(Problem to solve) Report how many lines in the data below hold the string "Connector". Nothing else should appear in the answer.

(Data for analysis)
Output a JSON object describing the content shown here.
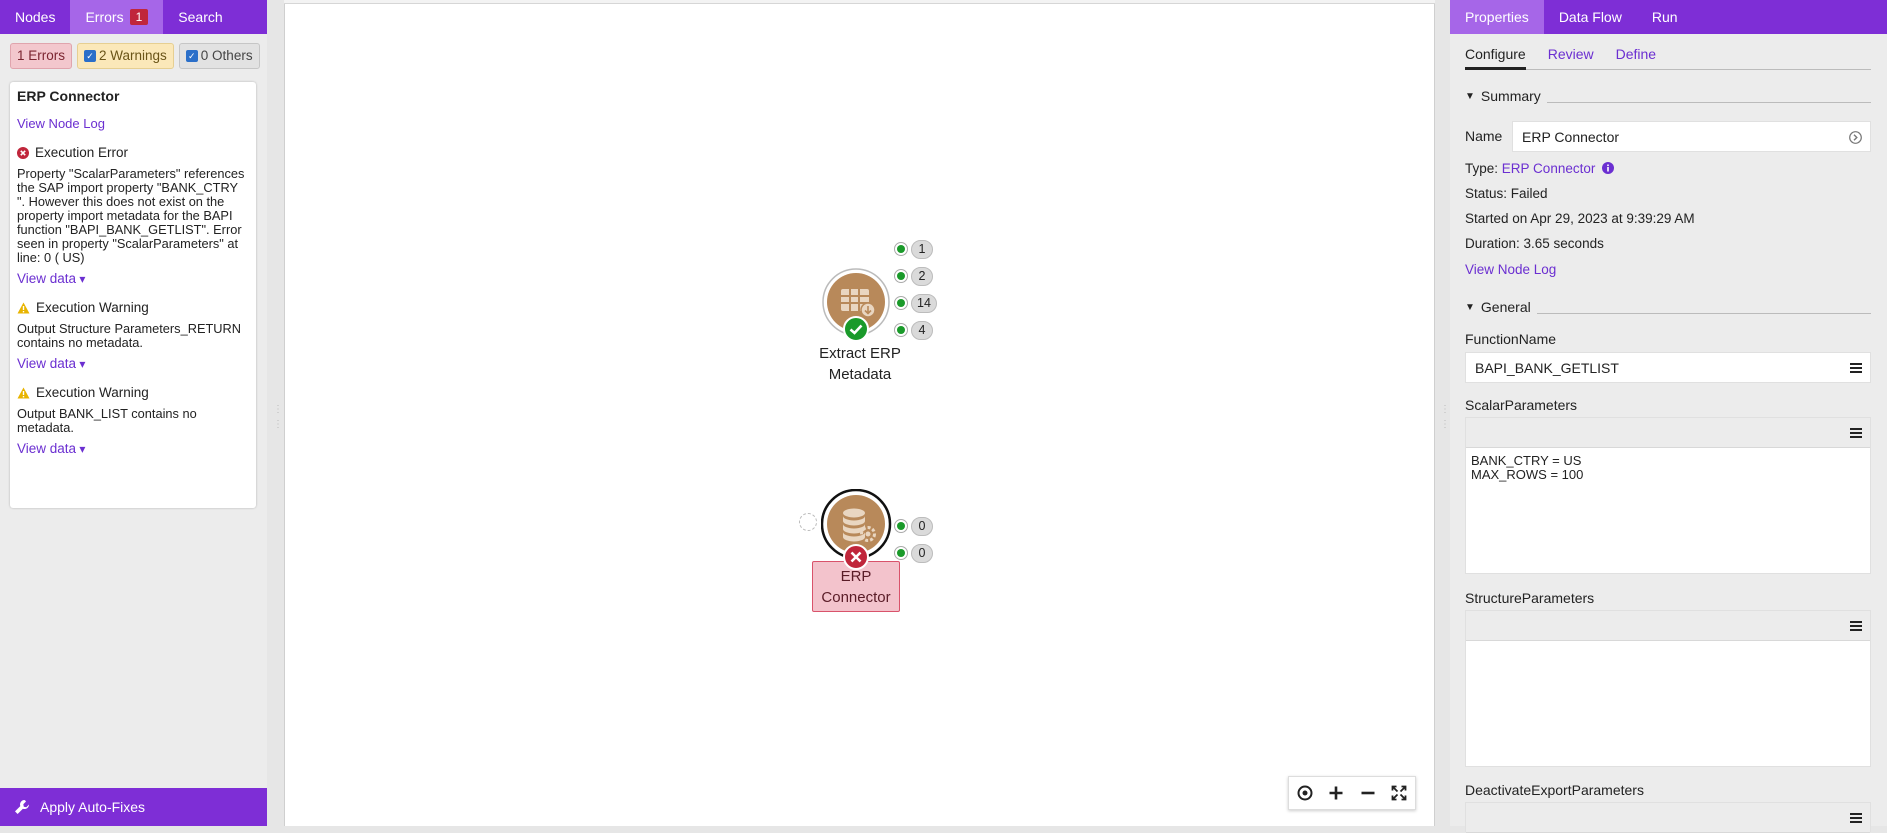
{
  "left_panel": {
    "tabs": [
      {
        "label": "Nodes"
      },
      {
        "label": "Errors",
        "badge": "1"
      },
      {
        "label": "Search"
      }
    ],
    "filters": {
      "errors": "1 Errors",
      "warnings": "2 Warnings",
      "others": "0 Others"
    },
    "card": {
      "title": "ERP Connector",
      "view_log": "View Node Log",
      "messages": [
        {
          "type": "error",
          "heading": "Execution Error",
          "body": "Property \"ScalarParameters\" references the SAP import property \"BANK_CTRY \". However this does not exist on the property import metadata for the BAPI function \"BAPI_BANK_GETLIST\". Error seen in property \"ScalarParameters\" at line: 0 ( US)",
          "view_data": "View data"
        },
        {
          "type": "warning",
          "heading": "Execution Warning",
          "body": "Output Structure Parameters_RETURN contains no metadata.",
          "view_data": "View data"
        },
        {
          "type": "warning",
          "heading": "Execution Warning",
          "body": "Output BANK_LIST contains no metadata.",
          "view_data": "View data"
        }
      ]
    },
    "autofix_label": "Apply Auto-Fixes"
  },
  "canvas": {
    "nodes": [
      {
        "label_line1": "Extract ERP",
        "label_line2": "Metadata",
        "status": "success",
        "ports": [
          "1",
          "2",
          "14",
          "4"
        ]
      },
      {
        "label_line1": "ERP",
        "label_line2": "Connector",
        "status": "error",
        "ports": [
          "0",
          "0"
        ]
      }
    ]
  },
  "right_panel": {
    "tabs": [
      {
        "label": "Properties"
      },
      {
        "label": "Data Flow"
      },
      {
        "label": "Run"
      }
    ],
    "subtabs": [
      {
        "label": "Configure"
      },
      {
        "label": "Review"
      },
      {
        "label": "Define"
      }
    ],
    "summary": {
      "section_label": "Summary",
      "name_label": "Name",
      "name_value": "ERP Connector",
      "type_label": "Type:",
      "type_value": "ERP Connector",
      "status": "Status: Failed",
      "started": "Started on Apr 29, 2023 at 9:39:29 AM",
      "duration": "Duration: 3.65 seconds",
      "view_log": "View Node Log"
    },
    "general": {
      "section_label": "General",
      "function_name_label": "FunctionName",
      "function_name_value": "BAPI_BANK_GETLIST",
      "scalar_label": "ScalarParameters",
      "scalar_value": "BANK_CTRY = US\nMAX_ROWS = 100",
      "structure_label": "StructureParameters",
      "structure_value": "",
      "deactivate_label": "DeactivateExportParameters"
    }
  },
  "colors": {
    "accent": "#7e2ed6",
    "error": "#c0263b",
    "success": "#1a9a2a",
    "node_brown": "#b8895a"
  }
}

(Response to the task) 4